Information supplied START
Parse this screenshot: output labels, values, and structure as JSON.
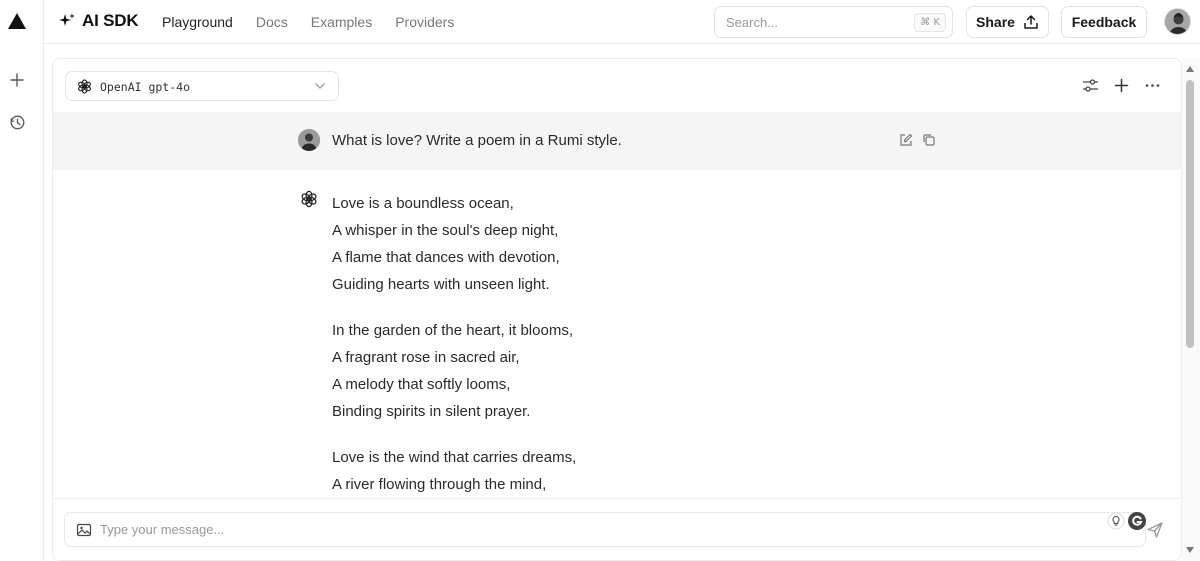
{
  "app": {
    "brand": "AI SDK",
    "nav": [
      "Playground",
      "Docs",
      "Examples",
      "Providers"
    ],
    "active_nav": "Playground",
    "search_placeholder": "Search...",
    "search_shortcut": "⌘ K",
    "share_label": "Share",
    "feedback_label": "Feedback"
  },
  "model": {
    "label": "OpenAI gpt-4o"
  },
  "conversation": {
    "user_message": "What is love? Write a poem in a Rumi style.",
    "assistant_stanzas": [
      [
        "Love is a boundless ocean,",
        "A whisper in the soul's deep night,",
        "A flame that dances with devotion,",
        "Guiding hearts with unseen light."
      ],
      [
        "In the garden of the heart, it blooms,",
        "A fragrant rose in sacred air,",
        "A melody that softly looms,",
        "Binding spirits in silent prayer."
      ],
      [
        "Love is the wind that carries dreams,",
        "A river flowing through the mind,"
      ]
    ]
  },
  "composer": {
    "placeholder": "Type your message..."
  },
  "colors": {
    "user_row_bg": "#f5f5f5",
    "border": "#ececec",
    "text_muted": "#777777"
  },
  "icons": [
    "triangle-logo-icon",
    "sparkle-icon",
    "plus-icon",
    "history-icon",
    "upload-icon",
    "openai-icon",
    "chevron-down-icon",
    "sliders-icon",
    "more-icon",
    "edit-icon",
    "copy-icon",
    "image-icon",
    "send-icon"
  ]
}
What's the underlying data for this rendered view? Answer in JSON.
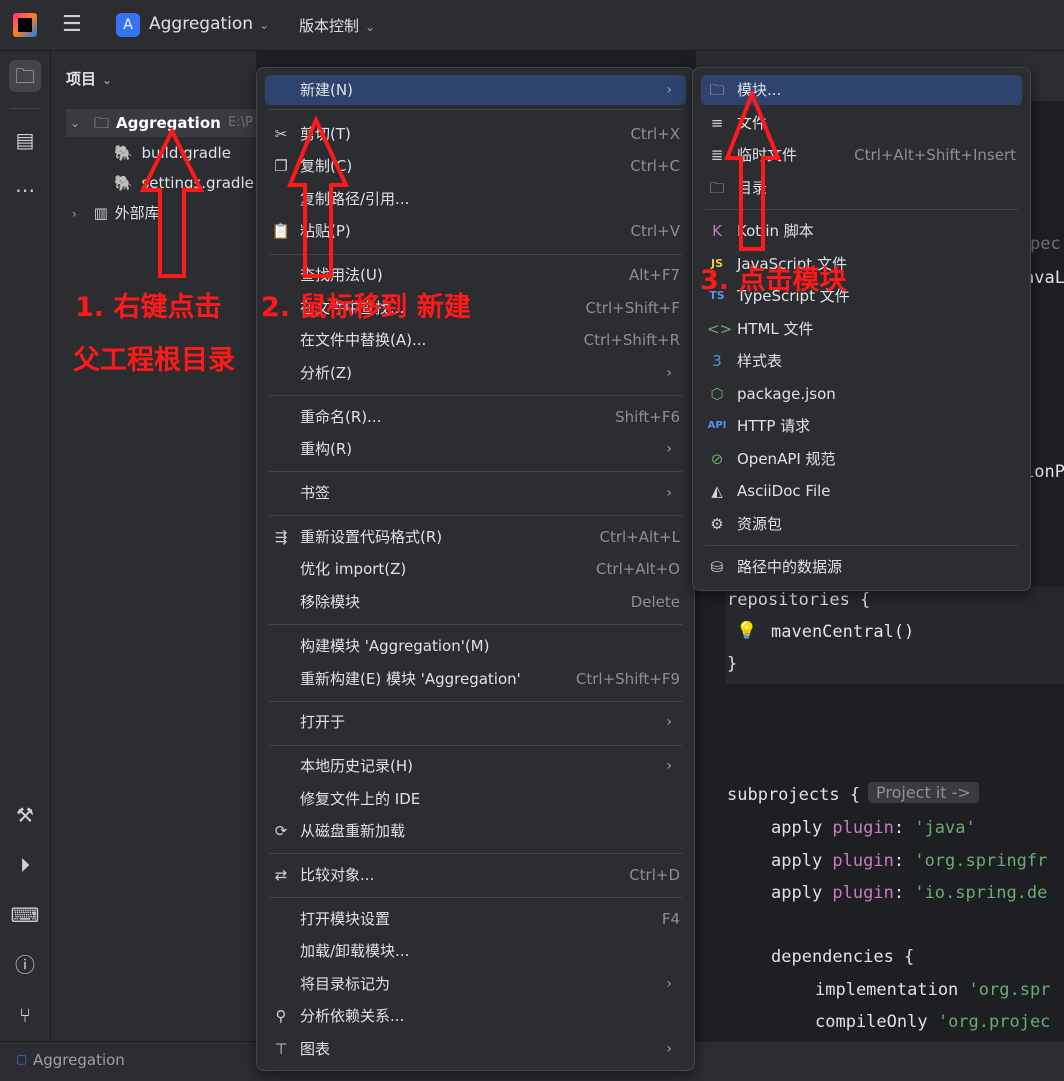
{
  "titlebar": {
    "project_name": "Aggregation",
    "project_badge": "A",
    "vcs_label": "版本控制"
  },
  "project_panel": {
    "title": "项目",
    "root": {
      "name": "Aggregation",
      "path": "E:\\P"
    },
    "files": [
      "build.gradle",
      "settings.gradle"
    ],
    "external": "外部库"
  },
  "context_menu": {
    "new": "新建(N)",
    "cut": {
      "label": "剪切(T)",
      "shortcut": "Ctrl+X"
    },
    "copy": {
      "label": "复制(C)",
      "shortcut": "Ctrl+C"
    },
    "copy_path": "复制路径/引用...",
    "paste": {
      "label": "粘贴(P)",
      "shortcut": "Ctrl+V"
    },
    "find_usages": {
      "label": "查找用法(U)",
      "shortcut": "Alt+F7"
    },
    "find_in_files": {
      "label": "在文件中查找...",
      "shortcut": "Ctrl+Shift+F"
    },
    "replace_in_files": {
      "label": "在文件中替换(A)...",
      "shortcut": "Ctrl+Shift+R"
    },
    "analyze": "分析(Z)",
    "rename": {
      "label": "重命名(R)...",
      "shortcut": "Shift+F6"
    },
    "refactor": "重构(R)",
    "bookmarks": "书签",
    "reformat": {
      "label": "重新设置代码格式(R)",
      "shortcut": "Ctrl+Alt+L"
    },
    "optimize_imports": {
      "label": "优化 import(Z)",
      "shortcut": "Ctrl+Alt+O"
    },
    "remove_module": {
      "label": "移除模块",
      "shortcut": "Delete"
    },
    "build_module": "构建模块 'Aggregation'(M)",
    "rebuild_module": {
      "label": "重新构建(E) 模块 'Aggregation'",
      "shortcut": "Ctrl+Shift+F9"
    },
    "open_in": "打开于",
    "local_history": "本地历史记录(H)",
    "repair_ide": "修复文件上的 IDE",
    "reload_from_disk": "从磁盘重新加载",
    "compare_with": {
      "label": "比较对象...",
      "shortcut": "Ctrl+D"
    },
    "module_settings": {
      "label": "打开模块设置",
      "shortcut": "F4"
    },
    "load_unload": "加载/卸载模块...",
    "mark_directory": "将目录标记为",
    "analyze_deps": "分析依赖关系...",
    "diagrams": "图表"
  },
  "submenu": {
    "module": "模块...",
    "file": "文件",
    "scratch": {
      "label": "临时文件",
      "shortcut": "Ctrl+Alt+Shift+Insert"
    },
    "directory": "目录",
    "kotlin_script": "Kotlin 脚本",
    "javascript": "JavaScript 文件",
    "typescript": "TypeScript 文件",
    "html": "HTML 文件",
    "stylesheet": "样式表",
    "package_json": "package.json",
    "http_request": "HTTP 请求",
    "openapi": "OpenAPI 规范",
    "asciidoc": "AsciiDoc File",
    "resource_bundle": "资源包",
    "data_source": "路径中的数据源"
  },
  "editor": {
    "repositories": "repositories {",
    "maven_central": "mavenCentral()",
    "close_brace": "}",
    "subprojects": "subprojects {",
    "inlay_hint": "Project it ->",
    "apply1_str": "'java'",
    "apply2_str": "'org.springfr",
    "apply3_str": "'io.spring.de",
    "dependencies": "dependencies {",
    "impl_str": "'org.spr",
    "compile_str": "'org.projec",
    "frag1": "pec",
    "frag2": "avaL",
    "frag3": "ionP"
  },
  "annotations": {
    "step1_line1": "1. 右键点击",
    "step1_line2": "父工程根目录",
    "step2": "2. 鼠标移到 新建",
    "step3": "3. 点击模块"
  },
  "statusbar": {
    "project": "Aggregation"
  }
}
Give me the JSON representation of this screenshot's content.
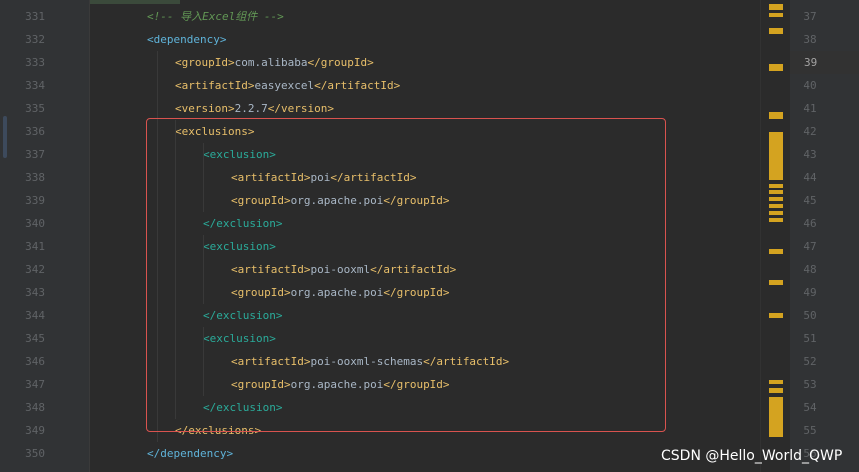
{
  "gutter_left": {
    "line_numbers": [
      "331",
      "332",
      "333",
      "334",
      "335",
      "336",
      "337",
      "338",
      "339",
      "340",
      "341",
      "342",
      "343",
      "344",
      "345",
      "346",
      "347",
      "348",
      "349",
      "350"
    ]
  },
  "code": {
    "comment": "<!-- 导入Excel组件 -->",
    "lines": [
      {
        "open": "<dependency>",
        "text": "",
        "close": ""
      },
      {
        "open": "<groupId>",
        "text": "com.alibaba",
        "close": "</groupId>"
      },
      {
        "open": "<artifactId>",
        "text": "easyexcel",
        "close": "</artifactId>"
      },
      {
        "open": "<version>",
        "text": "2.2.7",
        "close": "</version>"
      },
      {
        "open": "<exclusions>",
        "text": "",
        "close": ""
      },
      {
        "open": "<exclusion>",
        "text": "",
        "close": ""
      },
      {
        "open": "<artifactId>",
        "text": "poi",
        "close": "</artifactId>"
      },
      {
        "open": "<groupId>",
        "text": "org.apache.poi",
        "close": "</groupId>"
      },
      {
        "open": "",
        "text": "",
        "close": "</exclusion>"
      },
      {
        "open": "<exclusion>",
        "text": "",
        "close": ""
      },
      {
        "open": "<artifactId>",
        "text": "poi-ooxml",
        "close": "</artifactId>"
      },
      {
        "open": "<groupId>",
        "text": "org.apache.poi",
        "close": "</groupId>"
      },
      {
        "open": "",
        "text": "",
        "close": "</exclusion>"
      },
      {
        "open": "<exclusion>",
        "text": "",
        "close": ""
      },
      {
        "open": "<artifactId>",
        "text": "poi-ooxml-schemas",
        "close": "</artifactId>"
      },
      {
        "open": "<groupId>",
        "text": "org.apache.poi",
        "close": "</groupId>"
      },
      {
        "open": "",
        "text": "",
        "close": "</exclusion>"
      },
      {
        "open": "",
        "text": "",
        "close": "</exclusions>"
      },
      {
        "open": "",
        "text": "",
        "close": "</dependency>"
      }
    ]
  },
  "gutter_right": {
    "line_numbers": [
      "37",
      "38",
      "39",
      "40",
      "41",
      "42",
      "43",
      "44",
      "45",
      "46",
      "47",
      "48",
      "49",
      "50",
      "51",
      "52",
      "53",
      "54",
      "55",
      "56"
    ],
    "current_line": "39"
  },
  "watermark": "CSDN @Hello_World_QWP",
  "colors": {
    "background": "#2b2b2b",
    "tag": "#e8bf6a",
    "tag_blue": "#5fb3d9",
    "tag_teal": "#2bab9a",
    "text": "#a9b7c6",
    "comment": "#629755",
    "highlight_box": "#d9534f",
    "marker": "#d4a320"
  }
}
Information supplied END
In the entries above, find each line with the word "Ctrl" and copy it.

* _Output of the task_:
      "shortcut": "Ctrl+X"
      "shortcut": "Ctrl+C"
      "shortcut": "Ctrl+V"
      "shortcut": "Ctrl+Shift+F"
      "shortcut": "Ctrl+Shift+R"
      "shortcut": "Ctrl+Alt+L"
      "shortcut": "Ctrl+Alt+O"
      "shortcut": "Ctrl+Shift+F9"
      "shortcut": "Ctrl+D"
      "shortcut": "Ctrl+Alt+Shift+Insert"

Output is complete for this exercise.